_YOUR GOAL_:
Take the entries below and retype them word for word, excluding the images.

_GIVEN ENTRIES_:
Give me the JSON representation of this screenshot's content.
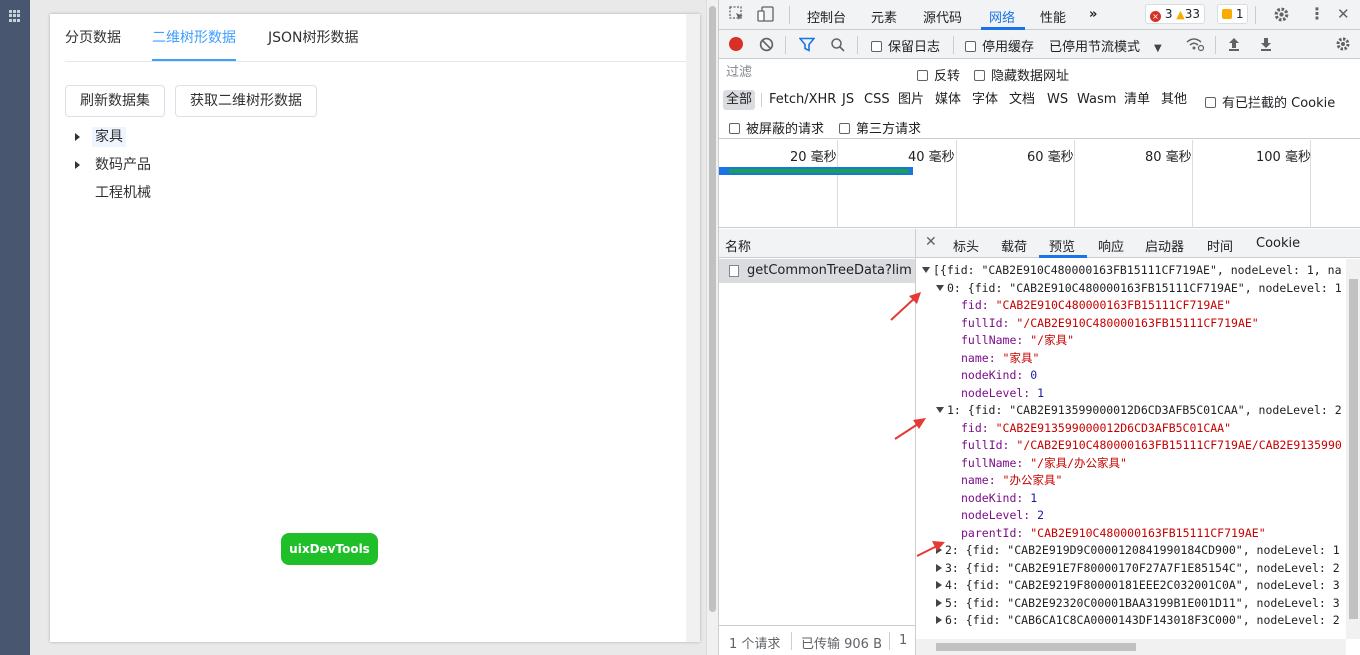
{
  "app": {
    "tabs": [
      {
        "label": "分页数据"
      },
      {
        "label": "二维树形数据"
      },
      {
        "label": "JSON树形数据"
      }
    ],
    "buttons": {
      "refresh": "刷新数据集",
      "fetch": "获取二维树形数据"
    },
    "tree": [
      {
        "label": "家具",
        "expandable": true
      },
      {
        "label": "数码产品",
        "expandable": true
      },
      {
        "label": "工程机械",
        "expandable": false
      }
    ],
    "floating_button": "uixDevTools"
  },
  "devtools": {
    "main_tabs": [
      "控制台",
      "元素",
      "源代码",
      "网络",
      "性能"
    ],
    "active_main_tab": "网络",
    "badges": {
      "errors": "3",
      "warnings": "33",
      "info": "1"
    },
    "toolbar": {
      "preserve_log": "保留日志",
      "disable_cache": "停用缓存",
      "throttle": "已停用节流模式"
    },
    "filter": {
      "placeholder": "过滤",
      "invert": "反转",
      "hide_data_urls": "隐藏数据网址"
    },
    "types": [
      "全部",
      "Fetch/XHR",
      "JS",
      "CSS",
      "图片",
      "媒体",
      "字体",
      "文档",
      "WS",
      "Wasm",
      "清单",
      "其他"
    ],
    "blocked_cookies": "有已拦截的 Cookie",
    "blocked_requests": "被屏蔽的请求",
    "third_party": "第三方请求",
    "timeline_labels": [
      "20 毫秒",
      "40 毫秒",
      "60 毫秒",
      "80 毫秒",
      "100 毫秒"
    ],
    "name_header": "名称",
    "request_name": "getCommonTreeData?limi...",
    "panel_tabs": [
      "标头",
      "载荷",
      "预览",
      "响应",
      "启动器",
      "时间",
      "Cookie"
    ],
    "active_panel_tab": "预览",
    "status": {
      "requests": "1 个请求",
      "transferred": "已传输 906 B",
      "extra": "1"
    },
    "preview": {
      "root": "[{fid: \"CAB2E910C480000163FB15111CF719AE\", nodeLevel: 1, na",
      "item0_head": "0: {fid: \"CAB2E910C480000163FB15111CF719AE\", nodeLevel: 1",
      "item0": [
        {
          "key": "fid",
          "value": "\"CAB2E910C480000163FB15111CF719AE\"",
          "kind": "s"
        },
        {
          "key": "fullId",
          "value": "\"/CAB2E910C480000163FB15111CF719AE\"",
          "kind": "s"
        },
        {
          "key": "fullName",
          "value": "\"/家具\"",
          "kind": "s"
        },
        {
          "key": "name",
          "value": "\"家具\"",
          "kind": "s"
        },
        {
          "key": "nodeKind",
          "value": "0",
          "kind": "n"
        },
        {
          "key": "nodeLevel",
          "value": "1",
          "kind": "n"
        }
      ],
      "item1_head": "1: {fid: \"CAB2E913599000012D6CD3AFB5C01CAA\", nodeLevel: 2",
      "item1": [
        {
          "key": "fid",
          "value": "\"CAB2E913599000012D6CD3AFB5C01CAA\"",
          "kind": "s"
        },
        {
          "key": "fullId",
          "value": "\"/CAB2E910C480000163FB15111CF719AE/CAB2E9135990",
          "kind": "s"
        },
        {
          "key": "fullName",
          "value": "\"/家具/办公家具\"",
          "kind": "s"
        },
        {
          "key": "name",
          "value": "\"办公家具\"",
          "kind": "s"
        },
        {
          "key": "nodeKind",
          "value": "1",
          "kind": "n"
        },
        {
          "key": "nodeLevel",
          "value": "2",
          "kind": "n"
        },
        {
          "key": "parentId",
          "value": "\"CAB2E910C480000163FB15111CF719AE\"",
          "kind": "s"
        }
      ],
      "collapsed": [
        "2: {fid: \"CAB2E919D9C0000120841990184CD900\", nodeLevel: 1",
        "3: {fid: \"CAB2E91E7F80000170F27A7F1E85154C\", nodeLevel: 2",
        "4: {fid: \"CAB2E9219F80000181EEE2C032001C0A\", nodeLevel: 3",
        "5: {fid: \"CAB2E92320C00001BAA3199B1E001D11\", nodeLevel: 3",
        "6: {fid: \"CAB6CA1C8CA0000143DF143018F3C000\", nodeLevel: 2"
      ]
    },
    "accent": "#1a73e8"
  }
}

_SOLUTION TO THIS PROBLEM_:
Give me the JSON representation of this screenshot's content.
{
  "app": {
    "tabs": [
      {
        "label": "分页数据"
      },
      {
        "label": "二维树形数据"
      },
      {
        "label": "JSON树形数据"
      }
    ],
    "buttons": {
      "refresh": "刷新数据集",
      "fetch": "获取二维树形数据"
    },
    "tree": [
      {
        "label": "家具",
        "expandable": true
      },
      {
        "label": "数码产品",
        "expandable": true
      },
      {
        "label": "工程机械",
        "expandable": false
      }
    ],
    "floating_button": "uixDevTools"
  },
  "devtools": {
    "main_tabs": [
      "控制台",
      "元素",
      "源代码",
      "网络",
      "性能"
    ],
    "active_main_tab": "网络",
    "badges": {
      "errors": "3",
      "warnings": "33",
      "info": "1"
    },
    "toolbar": {
      "preserve_log": "保留日志",
      "disable_cache": "停用缓存",
      "throttle": "已停用节流模式"
    },
    "filter": {
      "placeholder": "过滤",
      "invert": "反转",
      "hide_data_urls": "隐藏数据网址"
    },
    "types": [
      "全部",
      "Fetch/XHR",
      "JS",
      "CSS",
      "图片",
      "媒体",
      "字体",
      "文档",
      "WS",
      "Wasm",
      "清单",
      "其他"
    ],
    "blocked_cookies": "有已拦截的 Cookie",
    "blocked_requests": "被屏蔽的请求",
    "third_party": "第三方请求",
    "timeline_labels": [
      "20 毫秒",
      "40 毫秒",
      "60 毫秒",
      "80 毫秒",
      "100 毫秒"
    ],
    "name_header": "名称",
    "request_name": "getCommonTreeData?limi...",
    "panel_tabs": [
      "标头",
      "载荷",
      "预览",
      "响应",
      "启动器",
      "时间",
      "Cookie"
    ],
    "active_panel_tab": "预览",
    "status": {
      "requests": "1 个请求",
      "transferred": "已传输 906 B",
      "extra": "1"
    },
    "preview": {
      "root": "[{fid: \"CAB2E910C480000163FB15111CF719AE\", nodeLevel: 1, na",
      "item0_head": "0: {fid: \"CAB2E910C480000163FB15111CF719AE\", nodeLevel: 1",
      "item0": [
        {
          "key": "fid",
          "value": "\"CAB2E910C480000163FB15111CF719AE\"",
          "kind": "s"
        },
        {
          "key": "fullId",
          "value": "\"/CAB2E910C480000163FB15111CF719AE\"",
          "kind": "s"
        },
        {
          "key": "fullName",
          "value": "\"/家具\"",
          "kind": "s"
        },
        {
          "key": "name",
          "value": "\"家具\"",
          "kind": "s"
        },
        {
          "key": "nodeKind",
          "value": "0",
          "kind": "n"
        },
        {
          "key": "nodeLevel",
          "value": "1",
          "kind": "n"
        }
      ],
      "item1_head": "1: {fid: \"CAB2E913599000012D6CD3AFB5C01CAA\", nodeLevel: 2",
      "item1": [
        {
          "key": "fid",
          "value": "\"CAB2E913599000012D6CD3AFB5C01CAA\"",
          "kind": "s"
        },
        {
          "key": "fullId",
          "value": "\"/CAB2E910C480000163FB15111CF719AE/CAB2E9135990",
          "kind": "s"
        },
        {
          "key": "fullName",
          "value": "\"/家具/办公家具\"",
          "kind": "s"
        },
        {
          "key": "name",
          "value": "\"办公家具\"",
          "kind": "s"
        },
        {
          "key": "nodeKind",
          "value": "1",
          "kind": "n"
        },
        {
          "key": "nodeLevel",
          "value": "2",
          "kind": "n"
        },
        {
          "key": "parentId",
          "value": "\"CAB2E910C480000163FB15111CF719AE\"",
          "kind": "s"
        }
      ],
      "collapsed": [
        "2: {fid: \"CAB2E919D9C0000120841990184CD900\", nodeLevel: 1",
        "3: {fid: \"CAB2E91E7F80000170F27A7F1E85154C\", nodeLevel: 2",
        "4: {fid: \"CAB2E9219F80000181EEE2C032001C0A\", nodeLevel: 3",
        "5: {fid: \"CAB2E92320C00001BAA3199B1E001D11\", nodeLevel: 3",
        "6: {fid: \"CAB6CA1C8CA0000143DF143018F3C000\", nodeLevel: 2"
      ]
    },
    "accent": "#1a73e8"
  }
}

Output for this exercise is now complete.